Two representatives from Air Products (AP) followed, staring with Julia Hicks who gave an overview of the company’s activities relating to hydrogen refuelling. AP is involved in a number of UK projects including building a second state-of-the-art hydrogen station in London, supporting the Aberdeen bus project and the hydrogen ferry, operating in Bristol harbour. As more fuel cell electric vehicles arrive during the next few years, AP will look to build stations in clusters, starting with London, eventually effecting nationwide coverage. Lisa Jordan followed with an update on AP’s Teeside waste-to-energy project. The site can handle 350 tonnes of waste per year, generating 50 MW of energy – enough to power 50,000 UK homes. The company already has waste purchase agreements in place and has secured a power purchase agreement with a well-known high street chain. The site is expected to come on-stream in 2014.
A preview of the Fuel Cell Today Industry Review 2013 was presented next, which was due for release the following week. Overall growth was seen for both shipments and megawatts in 2012 vs. the previous year and with a number of new projects being launched, 2013 is set to further eclipse all previous records for the sector. The 2013 Review is a free download at www.fuelcelltoday.com.

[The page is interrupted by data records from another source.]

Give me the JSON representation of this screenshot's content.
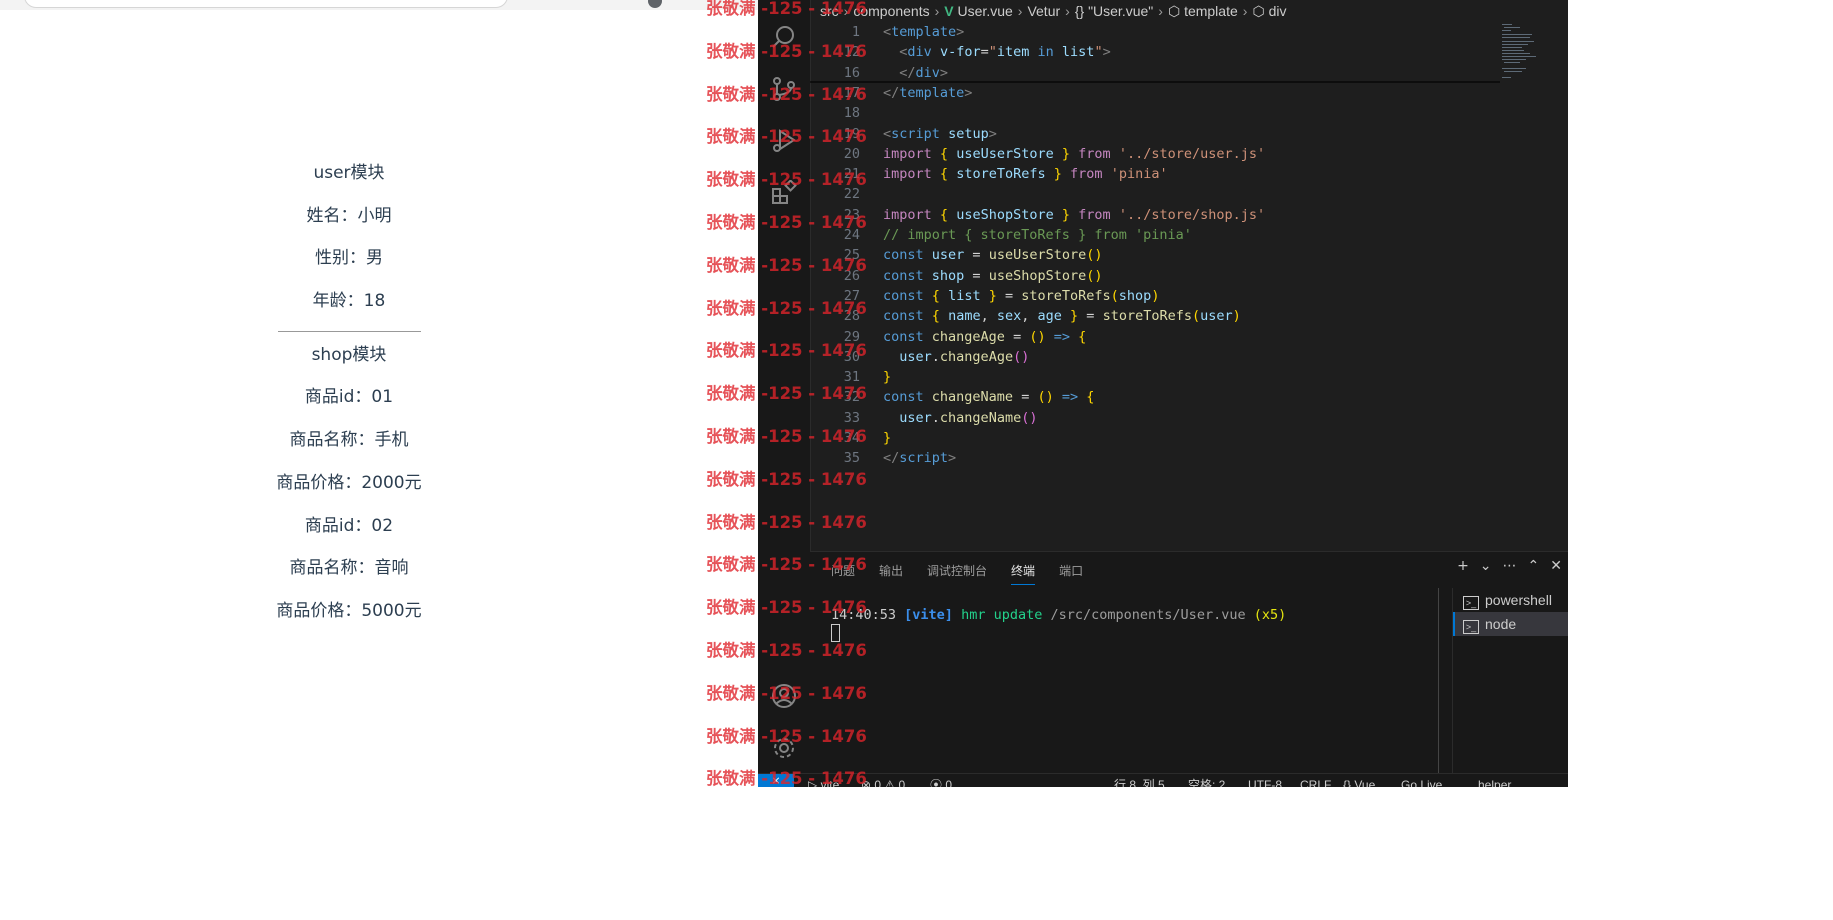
{
  "browser": {
    "sections": [
      {
        "title": "user模块",
        "lines": [
          "姓名：小明",
          "性别：男",
          "年龄：18"
        ]
      },
      {
        "title": "shop模块",
        "lines": [
          "商品id：01",
          "商品名称：手机",
          "商品价格：2000元",
          "商品id：02",
          "商品名称：音响",
          "商品价格：5000元"
        ]
      }
    ]
  },
  "vscode": {
    "breadcrumb": [
      "src",
      "components",
      "User.vue",
      "Vetur",
      "{} \"User.vue\"",
      "template",
      "div"
    ],
    "activity_icons": [
      "search-icon",
      "source-control-icon",
      "run-debug-icon",
      "extensions-icon",
      "account-icon",
      "settings-gear-icon"
    ],
    "code_lines": [
      {
        "n": "1",
        "tokens": [
          [
            "t-tag",
            "<"
          ],
          [
            "t-name",
            "template"
          ],
          [
            "t-tag",
            ">"
          ]
        ]
      },
      {
        "n": "12",
        "tokens": [
          [
            "t-op",
            "  "
          ],
          [
            "t-tag",
            "<"
          ],
          [
            "t-name",
            "div"
          ],
          [
            "t-op",
            " "
          ],
          [
            "t-attr",
            "v-for"
          ],
          [
            "t-op",
            "="
          ],
          [
            "t-str",
            "\""
          ],
          [
            "t-var",
            "item"
          ],
          [
            "t-op",
            " "
          ],
          [
            "t-const",
            "in"
          ],
          [
            "t-op",
            " "
          ],
          [
            "t-var",
            "list"
          ],
          [
            "t-str",
            "\""
          ],
          [
            "t-tag",
            ">"
          ]
        ]
      },
      {
        "n": "16",
        "tokens": [
          [
            "t-op",
            "  "
          ],
          [
            "t-tag",
            "</"
          ],
          [
            "t-name",
            "div"
          ],
          [
            "t-tag",
            ">"
          ]
        ]
      },
      {
        "n": "17",
        "tokens": [
          [
            "t-tag",
            "</"
          ],
          [
            "t-name",
            "template"
          ],
          [
            "t-tag",
            ">"
          ]
        ]
      },
      {
        "n": "18",
        "tokens": []
      },
      {
        "n": "19",
        "tokens": [
          [
            "t-tag",
            "<"
          ],
          [
            "t-name",
            "script"
          ],
          [
            "t-op",
            " "
          ],
          [
            "t-attr",
            "setup"
          ],
          [
            "t-tag",
            ">"
          ]
        ]
      },
      {
        "n": "20",
        "tokens": [
          [
            "t-kw",
            "import"
          ],
          [
            "t-op",
            " "
          ],
          [
            "t-b1",
            "{"
          ],
          [
            "t-op",
            " "
          ],
          [
            "t-var",
            "useUserStore"
          ],
          [
            "t-op",
            " "
          ],
          [
            "t-b1",
            "}"
          ],
          [
            "t-op",
            " "
          ],
          [
            "t-kw",
            "from"
          ],
          [
            "t-op",
            " "
          ],
          [
            "t-str",
            "'../store/user.js'"
          ]
        ]
      },
      {
        "n": "21",
        "tokens": [
          [
            "t-kw",
            "import"
          ],
          [
            "t-op",
            " "
          ],
          [
            "t-b1",
            "{"
          ],
          [
            "t-op",
            " "
          ],
          [
            "t-var",
            "storeToRefs"
          ],
          [
            "t-op",
            " "
          ],
          [
            "t-b1",
            "}"
          ],
          [
            "t-op",
            " "
          ],
          [
            "t-kw",
            "from"
          ],
          [
            "t-op",
            " "
          ],
          [
            "t-str",
            "'pinia'"
          ]
        ]
      },
      {
        "n": "22",
        "tokens": []
      },
      {
        "n": "23",
        "tokens": [
          [
            "t-kw",
            "import"
          ],
          [
            "t-op",
            " "
          ],
          [
            "t-b1",
            "{"
          ],
          [
            "t-op",
            " "
          ],
          [
            "t-var",
            "useShopStore"
          ],
          [
            "t-op",
            " "
          ],
          [
            "t-b1",
            "}"
          ],
          [
            "t-op",
            " "
          ],
          [
            "t-kw",
            "from"
          ],
          [
            "t-op",
            " "
          ],
          [
            "t-str",
            "'../store/shop.js'"
          ]
        ]
      },
      {
        "n": "24",
        "tokens": [
          [
            "t-cm",
            "// import { storeToRefs } from 'pinia'"
          ]
        ]
      },
      {
        "n": "25",
        "tokens": [
          [
            "t-const",
            "const"
          ],
          [
            "t-op",
            " "
          ],
          [
            "t-var",
            "user"
          ],
          [
            "t-op",
            " = "
          ],
          [
            "t-fn",
            "useUserStore"
          ],
          [
            "t-b1",
            "()"
          ]
        ]
      },
      {
        "n": "26",
        "tokens": [
          [
            "t-const",
            "const"
          ],
          [
            "t-op",
            " "
          ],
          [
            "t-var",
            "shop"
          ],
          [
            "t-op",
            " = "
          ],
          [
            "t-fn",
            "useShopStore"
          ],
          [
            "t-b1",
            "()"
          ]
        ]
      },
      {
        "n": "27",
        "tokens": [
          [
            "t-const",
            "const"
          ],
          [
            "t-op",
            " "
          ],
          [
            "t-b1",
            "{"
          ],
          [
            "t-op",
            " "
          ],
          [
            "t-var",
            "list"
          ],
          [
            "t-op",
            " "
          ],
          [
            "t-b1",
            "}"
          ],
          [
            "t-op",
            " = "
          ],
          [
            "t-fn",
            "storeToRefs"
          ],
          [
            "t-b1",
            "("
          ],
          [
            "t-var",
            "shop"
          ],
          [
            "t-b1",
            ")"
          ]
        ]
      },
      {
        "n": "28",
        "tokens": [
          [
            "t-const",
            "const"
          ],
          [
            "t-op",
            " "
          ],
          [
            "t-b1",
            "{"
          ],
          [
            "t-op",
            " "
          ],
          [
            "t-var",
            "name"
          ],
          [
            "t-op",
            ", "
          ],
          [
            "t-var",
            "sex"
          ],
          [
            "t-op",
            ", "
          ],
          [
            "t-var",
            "age"
          ],
          [
            "t-op",
            " "
          ],
          [
            "t-b1",
            "}"
          ],
          [
            "t-op",
            " = "
          ],
          [
            "t-fn",
            "storeToRefs"
          ],
          [
            "t-b1",
            "("
          ],
          [
            "t-var",
            "user"
          ],
          [
            "t-b1",
            ")"
          ]
        ]
      },
      {
        "n": "29",
        "tokens": [
          [
            "t-const",
            "const"
          ],
          [
            "t-op",
            " "
          ],
          [
            "t-fn",
            "changeAge"
          ],
          [
            "t-op",
            " = "
          ],
          [
            "t-b1",
            "()"
          ],
          [
            "t-op",
            " "
          ],
          [
            "t-const",
            "=>"
          ],
          [
            "t-op",
            " "
          ],
          [
            "t-b1",
            "{"
          ]
        ]
      },
      {
        "n": "30",
        "tokens": [
          [
            "t-op",
            "  "
          ],
          [
            "t-var",
            "user"
          ],
          [
            "t-op",
            "."
          ],
          [
            "t-fn",
            "changeAge"
          ],
          [
            "t-b2",
            "()"
          ]
        ]
      },
      {
        "n": "31",
        "tokens": [
          [
            "t-b1",
            "}"
          ]
        ]
      },
      {
        "n": "32",
        "tokens": [
          [
            "t-const",
            "const"
          ],
          [
            "t-op",
            " "
          ],
          [
            "t-fn",
            "changeName"
          ],
          [
            "t-op",
            " = "
          ],
          [
            "t-b1",
            "()"
          ],
          [
            "t-op",
            " "
          ],
          [
            "t-const",
            "=>"
          ],
          [
            "t-op",
            " "
          ],
          [
            "t-b1",
            "{"
          ]
        ]
      },
      {
        "n": "33",
        "tokens": [
          [
            "t-op",
            "  "
          ],
          [
            "t-var",
            "user"
          ],
          [
            "t-op",
            "."
          ],
          [
            "t-fn",
            "changeName"
          ],
          [
            "t-b2",
            "()"
          ]
        ]
      },
      {
        "n": "34",
        "tokens": [
          [
            "t-b1",
            "}"
          ]
        ]
      },
      {
        "n": "35",
        "tokens": [
          [
            "t-tag",
            "</"
          ],
          [
            "t-name",
            "script"
          ],
          [
            "t-tag",
            ">"
          ]
        ]
      }
    ],
    "panel": {
      "tabs": [
        "问题",
        "输出",
        "调试控制台",
        "终端",
        "端口"
      ],
      "active_tab": "终端",
      "actions": [
        "+",
        "⌄",
        "⋯",
        "⌃",
        "✕"
      ],
      "terminal": {
        "time": "14:40:53",
        "tag": "[vite]",
        "msg": "hmr update",
        "path": "/src/components/User.vue",
        "count": "(x5)"
      },
      "terminals": [
        {
          "label": "powershell",
          "active": false
        },
        {
          "label": "node",
          "active": true
        }
      ]
    },
    "statusbar": {
      "remote_glyph": "⨯",
      "items": [
        "▷ vite",
        "⊗ 0 ⚠ 0",
        "⦿ 0",
        "行 8, 列 5",
        "空格: 2",
        "UTF-8",
        "CRLF",
        "{} Vue",
        "Go Live",
        "helper"
      ]
    }
  },
  "watermark": {
    "text": "张敬满 -125 - 1476",
    "rows": 19
  },
  "colors": {
    "accent": "#0078d4",
    "watermark": "#e0242b",
    "editor_bg": "#1e1e1e",
    "vue_green": "#41b883"
  }
}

Maintaining the diversity of topics, Dave Densley from energy utility SSE discussed the difficulties integrating renewable sources of electricity into the national grid. Matching supply to demand which varies from the summer minimum up to the winter maximum is one challenge which is becoming more difficult due to the inherent variability of wind and solar power. SSE views the move from a passive grid towards a more active smarter grid as one way in which this balancing can be achieved.

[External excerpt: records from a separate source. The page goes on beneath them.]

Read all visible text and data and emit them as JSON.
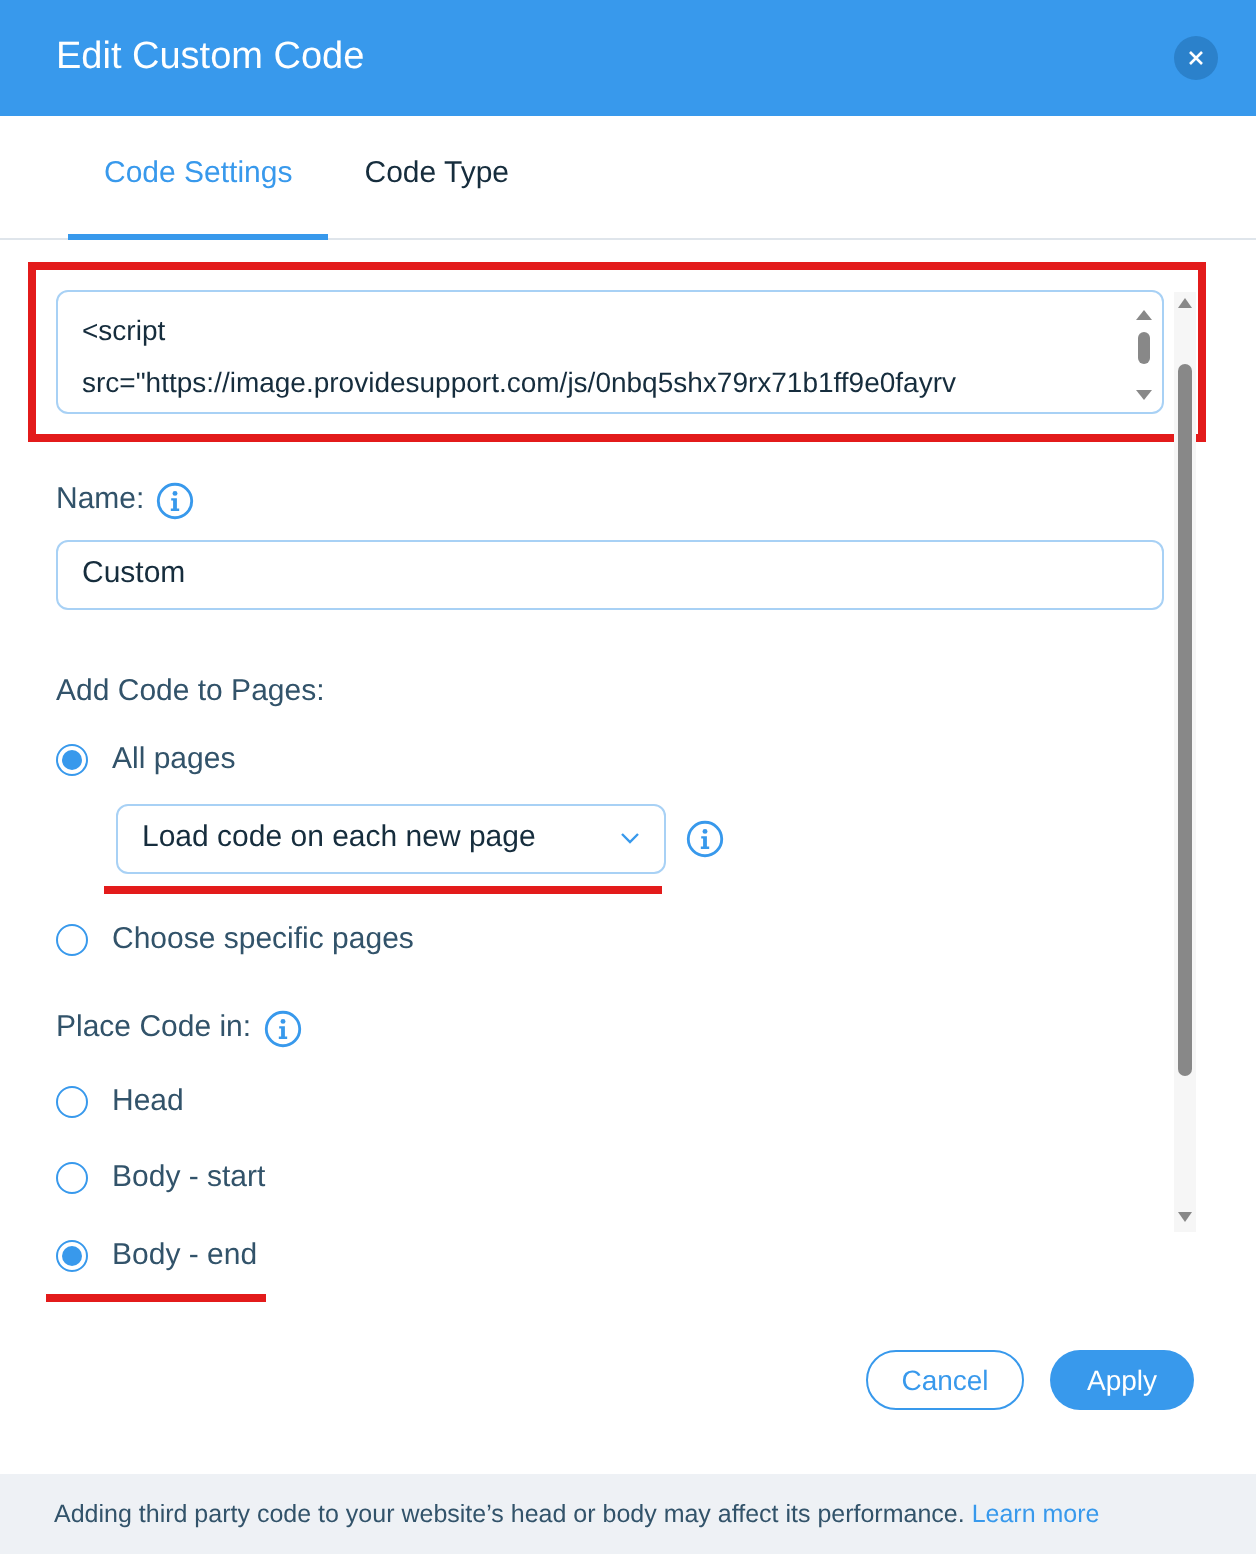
{
  "dialog": {
    "title": "Edit Custom Code"
  },
  "tabs": [
    {
      "label": "Code Settings",
      "selected": true
    },
    {
      "label": "Code Type",
      "selected": false
    }
  ],
  "code": {
    "value": "<script\nsrc=\"https://image.providesupport.com/js/0nbq5shx79rx71b1ff9e0fayrv"
  },
  "name_field": {
    "label": "Name:",
    "value": "Custom"
  },
  "pages": {
    "label": "Add Code to Pages:",
    "options": [
      {
        "label": "All pages",
        "selected": true,
        "dropdown": "Load code on each new page"
      },
      {
        "label": "Choose specific pages",
        "selected": false
      }
    ]
  },
  "placement": {
    "label": "Place Code in:",
    "options": [
      {
        "label": "Head",
        "selected": false
      },
      {
        "label": "Body - start",
        "selected": false
      },
      {
        "label": "Body - end",
        "selected": true
      }
    ]
  },
  "buttons": {
    "cancel": "Cancel",
    "apply": "Apply"
  },
  "footer": {
    "text": "Adding third party code to your website’s head or body may affect its performance.",
    "link": "Learn more"
  }
}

The afternoon had a variety of presentations from Caledonian Marine Assets which is interested in zero-emission ferries for its routes to the Western Isle of Scotland, further details about the Aberdeen bus project were also provided, which is hoping to have vehicles available for demonstration at the All Energy event in Aberdeen in 2014. The first bus is currently under construction at its supplier, Van Hool. Hydrogenics provided an update on its activities in the power-to-gas sector, currently high-profile in Germany, but also of significant interest to Scotland. ITM Power presented on a similar theme, but specifically using the hydrogen for methanation. It is currently identifying suitable sites where the maximum benefits to the electricity grid can be demonstrated.

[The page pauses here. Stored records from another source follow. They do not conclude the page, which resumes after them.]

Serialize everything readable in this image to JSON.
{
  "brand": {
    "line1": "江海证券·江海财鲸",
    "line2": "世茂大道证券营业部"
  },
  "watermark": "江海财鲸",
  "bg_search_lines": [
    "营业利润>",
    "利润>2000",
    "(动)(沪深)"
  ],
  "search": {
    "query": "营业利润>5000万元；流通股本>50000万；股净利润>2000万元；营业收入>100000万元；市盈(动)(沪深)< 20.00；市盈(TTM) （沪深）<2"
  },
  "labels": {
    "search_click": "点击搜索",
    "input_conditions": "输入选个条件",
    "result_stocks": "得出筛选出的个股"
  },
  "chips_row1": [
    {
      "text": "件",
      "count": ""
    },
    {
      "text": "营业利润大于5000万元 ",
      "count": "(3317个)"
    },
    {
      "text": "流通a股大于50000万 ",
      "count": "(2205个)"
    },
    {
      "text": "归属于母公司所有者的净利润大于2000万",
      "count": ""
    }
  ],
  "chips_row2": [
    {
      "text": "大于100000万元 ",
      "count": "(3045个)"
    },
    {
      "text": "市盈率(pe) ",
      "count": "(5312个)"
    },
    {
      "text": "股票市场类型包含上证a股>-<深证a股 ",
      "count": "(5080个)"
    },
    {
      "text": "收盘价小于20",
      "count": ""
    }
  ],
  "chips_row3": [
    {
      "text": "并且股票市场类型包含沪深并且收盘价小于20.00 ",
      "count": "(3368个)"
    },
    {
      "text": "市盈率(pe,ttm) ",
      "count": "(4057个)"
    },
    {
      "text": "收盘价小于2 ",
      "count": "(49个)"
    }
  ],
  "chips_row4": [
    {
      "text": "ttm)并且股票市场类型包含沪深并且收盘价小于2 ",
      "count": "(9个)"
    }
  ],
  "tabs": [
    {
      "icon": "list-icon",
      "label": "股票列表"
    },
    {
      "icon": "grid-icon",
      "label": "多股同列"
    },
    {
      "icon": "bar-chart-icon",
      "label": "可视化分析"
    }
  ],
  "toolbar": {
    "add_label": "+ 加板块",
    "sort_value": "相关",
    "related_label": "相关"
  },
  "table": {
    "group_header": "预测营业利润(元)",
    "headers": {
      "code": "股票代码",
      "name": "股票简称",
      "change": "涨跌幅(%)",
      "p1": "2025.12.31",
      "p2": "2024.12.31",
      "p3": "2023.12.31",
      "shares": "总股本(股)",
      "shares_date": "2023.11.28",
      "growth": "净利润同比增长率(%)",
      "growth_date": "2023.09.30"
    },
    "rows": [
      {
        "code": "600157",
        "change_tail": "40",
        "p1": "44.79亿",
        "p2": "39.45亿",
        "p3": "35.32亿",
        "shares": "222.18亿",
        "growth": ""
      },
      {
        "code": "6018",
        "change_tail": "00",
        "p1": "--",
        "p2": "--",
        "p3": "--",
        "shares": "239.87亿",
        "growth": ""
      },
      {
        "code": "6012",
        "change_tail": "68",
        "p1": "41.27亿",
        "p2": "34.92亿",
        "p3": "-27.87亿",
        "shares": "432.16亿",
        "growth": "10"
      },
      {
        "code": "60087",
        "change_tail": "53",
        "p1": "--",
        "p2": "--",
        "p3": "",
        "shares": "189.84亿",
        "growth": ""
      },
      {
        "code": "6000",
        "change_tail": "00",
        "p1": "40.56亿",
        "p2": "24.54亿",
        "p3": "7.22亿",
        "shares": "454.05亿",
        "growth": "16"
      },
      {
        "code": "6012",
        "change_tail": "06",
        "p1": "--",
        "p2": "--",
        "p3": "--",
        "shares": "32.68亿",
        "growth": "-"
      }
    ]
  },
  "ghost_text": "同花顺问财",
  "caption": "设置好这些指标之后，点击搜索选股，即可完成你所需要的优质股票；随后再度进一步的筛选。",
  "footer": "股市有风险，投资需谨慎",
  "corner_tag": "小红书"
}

To close out the conference John Lidderdale, Chairman of the SHFCA, suggested the organisation should take on the responsibility to assemble a roadmap for hydrogen and fuel cell deployment in Scotland. This direction and the understanding of what will be needed is crucial to maintaining the momentum achieved in the country thus far and involving as many different stakeholders as possible including businesses, cities, government and different industries will be a key part in this process.
The conference as a whole was very interesting with good opportunities for networking in between the sessions. The SHFCA is one of the most active national organisations globally and strives to attract and include a wide variety of stakeholders. It currently has around 80 members including fuel cell and hydrogen companies, energy utilities, regional councils, consultants, solicitors and universities.
Dan Carter Manager